Kids go "mad" at science camp
Amanda Batiste carefully placed another magazine on top of a stack resting on four columns made of index cards, as her fellow campers held their breath.
They released a round of heavy sighs when the fragile structure stayed intact. But the next magazine brought the experiment crashing down. So the four girls tried the process all over again.
They were testing whether the circular or the square tubes were stronger to determine why human bones are cylindrical shaped. The activity was one of many held during the weeklong Mad Science "Grossology" camp at Granite Bay High School in late June.
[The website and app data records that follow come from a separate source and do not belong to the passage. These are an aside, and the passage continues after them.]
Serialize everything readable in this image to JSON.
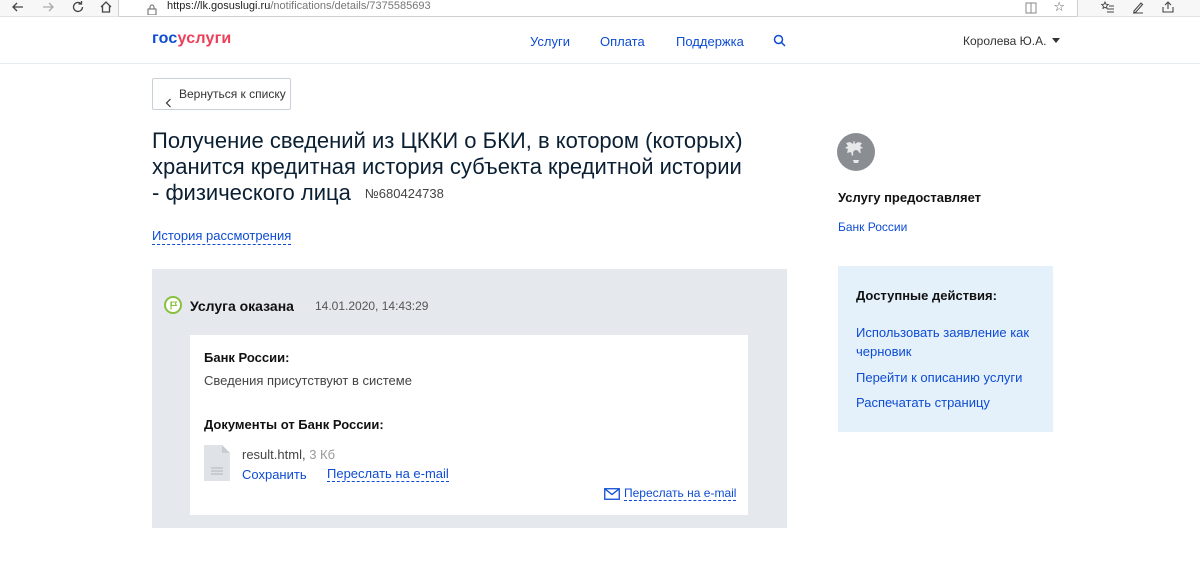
{
  "browser": {
    "url_host": "https://lk.gosuslugi.ru",
    "url_path": "/notifications/details/7375585693"
  },
  "header": {
    "logo_part1": "гос",
    "logo_part2": "услуги",
    "nav": [
      "Услуги",
      "Оплата",
      "Поддержка"
    ],
    "user_name": "Королева Ю.А."
  },
  "page": {
    "back_label": "Вернуться к списку",
    "title": "Получение сведений из ЦККИ о БКИ, в котором (которых) хранится кредитная история субъекта кредитной истории - физического лица",
    "number": "№680424738",
    "history_link": "История рассмотрения"
  },
  "status": {
    "title": "Услуга оказана",
    "date": "14.01.2020, 14:43:29",
    "org_label": "Банк России:",
    "org_message": "Сведения присутствуют в системе",
    "docs_label": "Документы от Банк России:",
    "file_name": "result.html,",
    "file_size": "3 Кб",
    "save_label": "Сохранить",
    "forward_label": "Переслать на e-mail",
    "forward_label_2": "Переслать на e-mail"
  },
  "sidebar": {
    "provides_label": "Услугу предоставляет",
    "provider": "Банк России",
    "actions_title": "Доступные действия:",
    "actions": [
      "Использовать заявление как черновик",
      "Перейти к описанию услуги",
      "Распечатать страницу"
    ]
  },
  "colors": {
    "link": "#0d4cd3",
    "logo_red": "#ee3f58",
    "status_green": "#88c040",
    "panel_gray": "#e5e8ec",
    "actions_blue": "#e4f1fb"
  }
}
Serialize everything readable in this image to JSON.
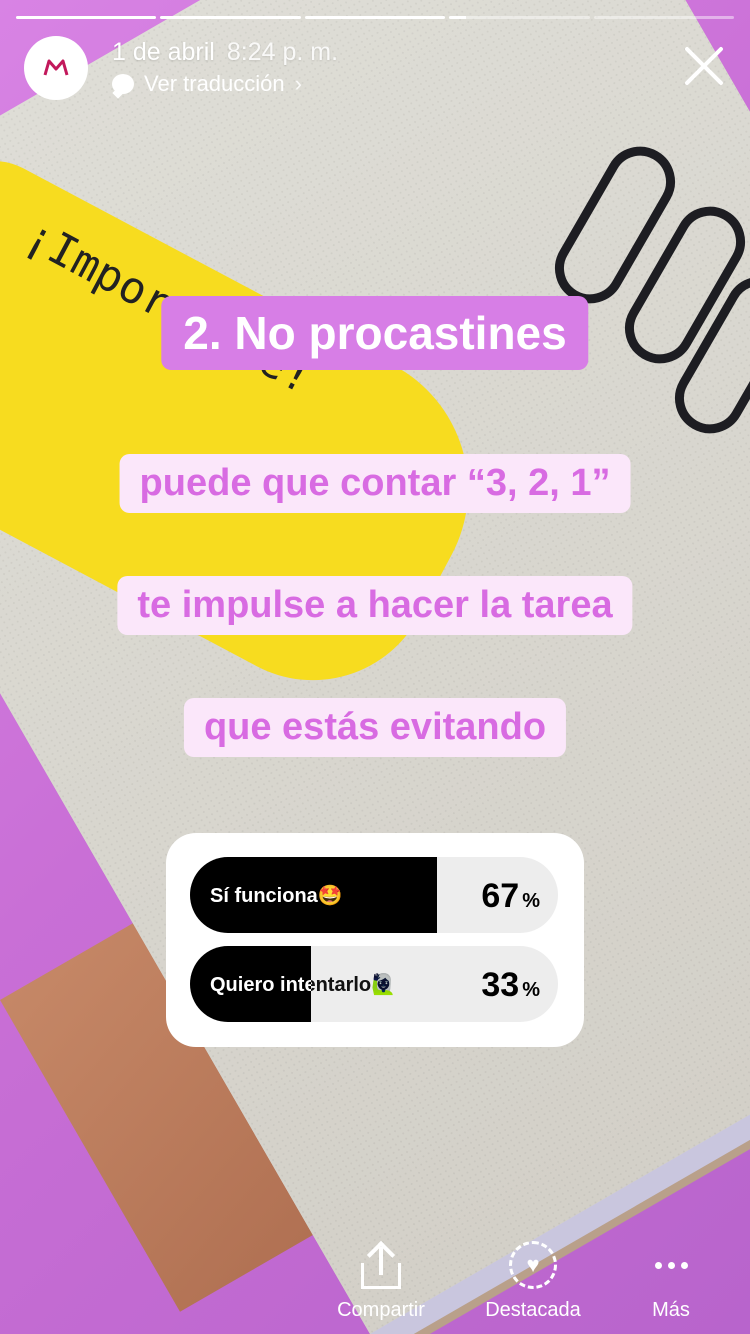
{
  "progress": {
    "segments": [
      1,
      1,
      1,
      0.12,
      0
    ]
  },
  "header": {
    "avatar_logo": "M",
    "date": "1 de abril",
    "time": "8:24 p. m.",
    "translate_label": "Ver traducción"
  },
  "background": {
    "sticky_note_text": "¡Importante!"
  },
  "story": {
    "title": "2. No procastines",
    "lines": [
      "puede que contar “3, 2, 1”",
      "te impulse a hacer la tarea",
      "que estás evitando"
    ]
  },
  "poll": {
    "options": [
      {
        "label": "Sí funciona",
        "emoji": "🤩",
        "percent": 67,
        "percent_sign": "%"
      },
      {
        "label": "Quiero intentarlo",
        "emoji": "🙋🏻‍♀️",
        "percent": 33,
        "percent_sign": "%"
      }
    ]
  },
  "actions": {
    "share": "Compartir",
    "highlight": "Destacada",
    "more": "Más"
  },
  "colors": {
    "title_bg": "#d77ee6",
    "line_bg": "#fbe7fa",
    "line_text": "#d86be2",
    "sticky": "#f7dc1f"
  }
}
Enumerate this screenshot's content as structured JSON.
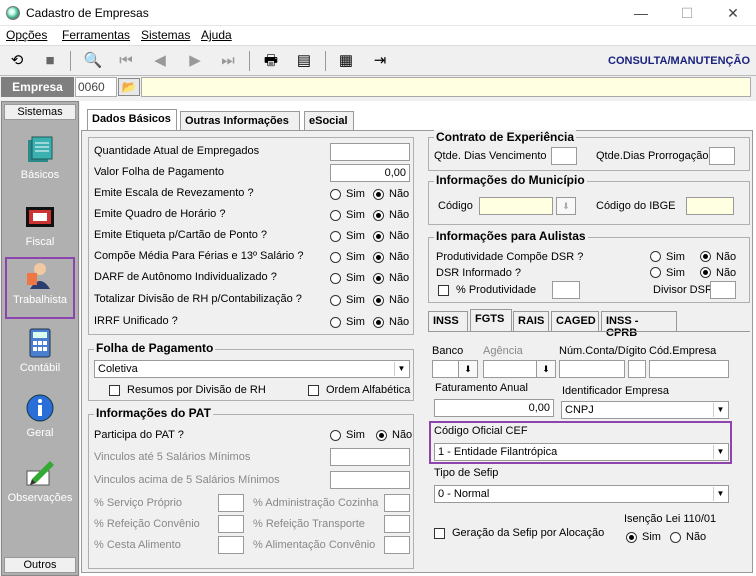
{
  "window": {
    "title": "Cadastro de Empresas",
    "min": "—",
    "max": "☐",
    "close": "✕"
  },
  "menu": [
    "Opções",
    "Ferramentas",
    "Sistemas",
    "Ajuda"
  ],
  "toolbar": {
    "mode": "CONSULTA/MANUTENÇÃO"
  },
  "empresa": {
    "label": "Empresa",
    "code": "0060",
    "name": ""
  },
  "sidebar": {
    "top": "Sistemas",
    "bottom": "Outros",
    "items": [
      "Básicos",
      "Fiscal",
      "Trabalhista",
      "Contábil",
      "Geral",
      "Observações"
    ]
  },
  "tabs": [
    "Dados Básicos",
    "Outras Informações",
    "eSocial"
  ],
  "basic": {
    "rows": [
      "Quantidade Atual de Empregados",
      "Valor Folha de Pagamento",
      "Emite Escala de Revezamento ?",
      "Emite Quadro de Horário ?",
      "Emite Etiqueta p/Cartão de Ponto ?",
      "Compõe Média Para Férias e 13º Salário ?",
      "DARF de Autônomo Individualizado ?",
      "Totalizar Divisão de RH p/Contabilização ?",
      "IRRF Unificado ?"
    ],
    "valor_folha": "0,00",
    "sim": "Sim",
    "nao": "Não"
  },
  "folha": {
    "title": "Folha de Pagamento",
    "value": "Coletiva",
    "resumos": "Resumos por Divisão de RH",
    "ordem": "Ordem Alfabética"
  },
  "pat": {
    "title": "Informações do PAT",
    "participa": "Participa do PAT ?",
    "vinc_ate": "Vinculos até 5 Salários Mínimos",
    "vinc_acima": "Vinculos acima de 5 Salários Mínimos",
    "servico": "% Serviço Próprio",
    "refeicao_conv": "% Refeição Convênio",
    "cesta": "% Cesta Alimento",
    "admin": "% Administração Cozinha",
    "refeicao_transp": "% Refeição Transporte",
    "alimentacao": "% Alimentação Convênio"
  },
  "contrato": {
    "title": "Contrato de Experiência",
    "venc": "Qtde. Dias Vencimento",
    "prorrog": "Qtde.Dias Prorrogação"
  },
  "municipio": {
    "title": "Informações do Município",
    "codigo": "Código",
    "ibge": "Código do IBGE"
  },
  "aulistas": {
    "title": "Informações para Aulistas",
    "produtividade": "Produtividade Compõe DSR ?",
    "dsr": "DSR Informado ?",
    "perc": "% Produtividade",
    "divisor": "Divisor DSR"
  },
  "subtabs": [
    "INSS",
    "FGTS",
    "RAIS",
    "CAGED",
    "INSS - CPRB"
  ],
  "fgts": {
    "banco": "Banco",
    "agencia": "Agência",
    "conta": "Núm.Conta/Dígito",
    "cod_empresa": "Cód.Empresa",
    "faturamento": "Faturamento Anual",
    "faturamento_val": "0,00",
    "identificador": "Identificador Empresa",
    "identificador_val": "CNPJ",
    "codigo_cef": "Código Oficial CEF",
    "codigo_cef_val": "1 - Entidade Filantrópica",
    "sefip": "Tipo de Sefip",
    "sefip_val": "0 - Normal",
    "geracao": "Geração da Sefip por Alocação",
    "isencao": "Isenção Lei 110/01"
  },
  "colors": {
    "accent": "#8e44ad",
    "mode": "#1a237e"
  }
}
Four other camps will be held in Roseville in July. Mad Science is a program that aims to spark the imagination and curiosity of children by providing them with fun, interactive educational programs. Kids learn about science and how it affects their world and their own bodies.
"I like all the fun stuff," Amanda, 10, said. "They have tons of different experiments."
Amanda attends Ridgeview Elementary School in Granite Bay. She and her sister, Maryann Batiste, 11, participated in the Mad Science camp together. Both liked all the mini-explosions, slimey, foamy and sticky aspects of the "Grossology" program.
"I like the hands-on experiments because most science is you just watching your teacher," Maryann said. "Science is not as fun in school."
The girls soon went over to watch as another group continued to build their stack of magazines on their paper columns. At 37 magazines, the circular tubes crumbled. But the square tubes were only strong enough to balance 16 magazines.
"So do you guys get why your bones might be made out of circles?" asked instructor Ryan Drummond.
Next, the campers learned about the digestive track, from the mouth to the esophagus, stomach, large and small intestines and ending at the rectum. The children unraveled plastic tubing the actual length of a human body's digestive track.
They worked a plastic ball through the tubing from the "mouth" to where it would pop out at the other end - until the ball got stuck.
"There's a serious intestinal blockage here," Drummond said, laughing.
Sena Christian can be reached at email@example.com. Follow her on Twitter at SenaC_RsvPT.
Mad Science summer camps in Placer County
Mad Lab: 9 a.m. to noon Monday, July 9 through Friday, July 13 at Woodcreek High School, 2551 Woodcreek Oaks Blvd. in Roseville. Cost is $140. To register, call (916) 779-0390.
Flight Academy: 9 a.m. to noon Monday, July 16 through Friday, July 20 at Maidu Community Center, 1550 Maidu Drive in Roseville. Cost is $140. To register, call (916) 774-5977.
Radical Robots: 9 a.m. to noon Monday, July 23 through Friday, July 27 at Riley Library, 1501 Pleasant Grove Blvd. in Roseville. Cost is $140. To register, call (916) 774-5977.
Science Super Stars: 9 a.m. to noon Monday, July 30 through Friday, Aug. 3 at Woodcreek High School, 2551 Woodcreek Oaks Blvd. in Roseville. Cost is $140. To register, call (916) 779-0390.
Info: All camps for ages 6 to 12, except Radical Robots for ages 7 to 12. For more information, visit www.madscience.org/sacramento.